Data records for software interfaces:
_ _ _ _ _ _ _

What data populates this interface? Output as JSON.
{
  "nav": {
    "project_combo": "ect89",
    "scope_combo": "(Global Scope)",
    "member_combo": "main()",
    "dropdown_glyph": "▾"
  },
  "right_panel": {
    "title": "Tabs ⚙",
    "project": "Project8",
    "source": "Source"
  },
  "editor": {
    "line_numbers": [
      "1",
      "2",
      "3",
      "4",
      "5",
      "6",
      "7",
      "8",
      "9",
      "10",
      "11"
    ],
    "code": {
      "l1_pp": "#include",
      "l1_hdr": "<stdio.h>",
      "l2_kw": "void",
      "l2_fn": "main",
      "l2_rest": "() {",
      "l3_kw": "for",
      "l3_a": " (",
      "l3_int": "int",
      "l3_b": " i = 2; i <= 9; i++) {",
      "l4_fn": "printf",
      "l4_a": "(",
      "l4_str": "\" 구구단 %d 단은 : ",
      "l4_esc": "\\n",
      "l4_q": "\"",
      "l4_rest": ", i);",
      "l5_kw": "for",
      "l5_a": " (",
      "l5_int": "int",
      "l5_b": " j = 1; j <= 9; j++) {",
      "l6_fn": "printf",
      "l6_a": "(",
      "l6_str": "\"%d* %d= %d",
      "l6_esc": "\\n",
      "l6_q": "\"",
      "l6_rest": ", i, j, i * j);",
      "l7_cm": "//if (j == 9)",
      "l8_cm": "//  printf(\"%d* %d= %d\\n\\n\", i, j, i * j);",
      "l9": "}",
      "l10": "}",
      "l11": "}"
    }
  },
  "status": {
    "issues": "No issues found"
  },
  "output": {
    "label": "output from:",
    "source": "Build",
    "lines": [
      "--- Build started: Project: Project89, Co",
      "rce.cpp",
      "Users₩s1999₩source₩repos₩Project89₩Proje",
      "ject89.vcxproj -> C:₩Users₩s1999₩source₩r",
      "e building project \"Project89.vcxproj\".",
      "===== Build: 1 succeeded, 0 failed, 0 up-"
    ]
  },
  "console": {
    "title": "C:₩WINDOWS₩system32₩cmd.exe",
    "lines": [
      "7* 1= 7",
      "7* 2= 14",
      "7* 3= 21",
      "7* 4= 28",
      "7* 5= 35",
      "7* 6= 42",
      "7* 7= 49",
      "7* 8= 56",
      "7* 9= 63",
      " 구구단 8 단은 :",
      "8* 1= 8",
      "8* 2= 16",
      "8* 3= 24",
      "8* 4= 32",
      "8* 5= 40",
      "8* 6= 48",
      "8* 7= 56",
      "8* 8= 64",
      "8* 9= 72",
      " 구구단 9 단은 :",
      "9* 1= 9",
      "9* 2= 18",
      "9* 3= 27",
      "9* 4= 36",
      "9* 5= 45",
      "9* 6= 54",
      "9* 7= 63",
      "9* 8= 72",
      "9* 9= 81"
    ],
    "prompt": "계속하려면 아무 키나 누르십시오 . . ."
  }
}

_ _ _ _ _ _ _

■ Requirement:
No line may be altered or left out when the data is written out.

■ Result:
What data populates this interface? Output as JSON.
{
  "nav": {
    "project_combo": "ect89",
    "scope_combo": "(Global Scope)",
    "member_combo": "main()",
    "dropdown_glyph": "▾"
  },
  "right_panel": {
    "title": "Tabs ⚙",
    "project": "Project8",
    "source": "Source"
  },
  "editor": {
    "line_numbers": [
      "1",
      "2",
      "3",
      "4",
      "5",
      "6",
      "7",
      "8",
      "9",
      "10",
      "11"
    ],
    "code": {
      "l1_pp": "#include",
      "l1_hdr": "<stdio.h>",
      "l2_kw": "void",
      "l2_fn": "main",
      "l2_rest": "() {",
      "l3_kw": "for",
      "l3_a": " (",
      "l3_int": "int",
      "l3_b": " i = 2; i <= 9; i++) {",
      "l4_fn": "printf",
      "l4_a": "(",
      "l4_str": "\" 구구단 %d 단은 : ",
      "l4_esc": "\\n",
      "l4_q": "\"",
      "l4_rest": ", i);",
      "l5_kw": "for",
      "l5_a": " (",
      "l5_int": "int",
      "l5_b": " j = 1; j <= 9; j++) {",
      "l6_fn": "printf",
      "l6_a": "(",
      "l6_str": "\"%d* %d= %d",
      "l6_esc": "\\n",
      "l6_q": "\"",
      "l6_rest": ", i, j, i * j);",
      "l7_cm": "//if (j == 9)",
      "l8_cm": "//  printf(\"%d* %d= %d\\n\\n\", i, j, i * j);",
      "l9": "}",
      "l10": "}",
      "l11": "}"
    }
  },
  "status": {
    "issues": "No issues found"
  },
  "output": {
    "label": "output from:",
    "source": "Build",
    "lines": [
      "--- Build started: Project: Project89, Co",
      "rce.cpp",
      "Users₩s1999₩source₩repos₩Project89₩Proje",
      "ject89.vcxproj -> C:₩Users₩s1999₩source₩r",
      "e building project \"Project89.vcxproj\".",
      "===== Build: 1 succeeded, 0 failed, 0 up-"
    ]
  },
  "console": {
    "title": "C:₩WINDOWS₩system32₩cmd.exe",
    "lines": [
      "7* 1= 7",
      "7* 2= 14",
      "7* 3= 21",
      "7* 4= 28",
      "7* 5= 35",
      "7* 6= 42",
      "7* 7= 49",
      "7* 8= 56",
      "7* 9= 63",
      " 구구단 8 단은 :",
      "8* 1= 8",
      "8* 2= 16",
      "8* 3= 24",
      "8* 4= 32",
      "8* 5= 40",
      "8* 6= 48",
      "8* 7= 56",
      "8* 8= 64",
      "8* 9= 72",
      " 구구단 9 단은 :",
      "9* 1= 9",
      "9* 2= 18",
      "9* 3= 27",
      "9* 4= 36",
      "9* 5= 45",
      "9* 6= 54",
      "9* 7= 63",
      "9* 8= 72",
      "9* 9= 81"
    ],
    "prompt": "계속하려면 아무 키나 누르십시오 . . ."
  }
}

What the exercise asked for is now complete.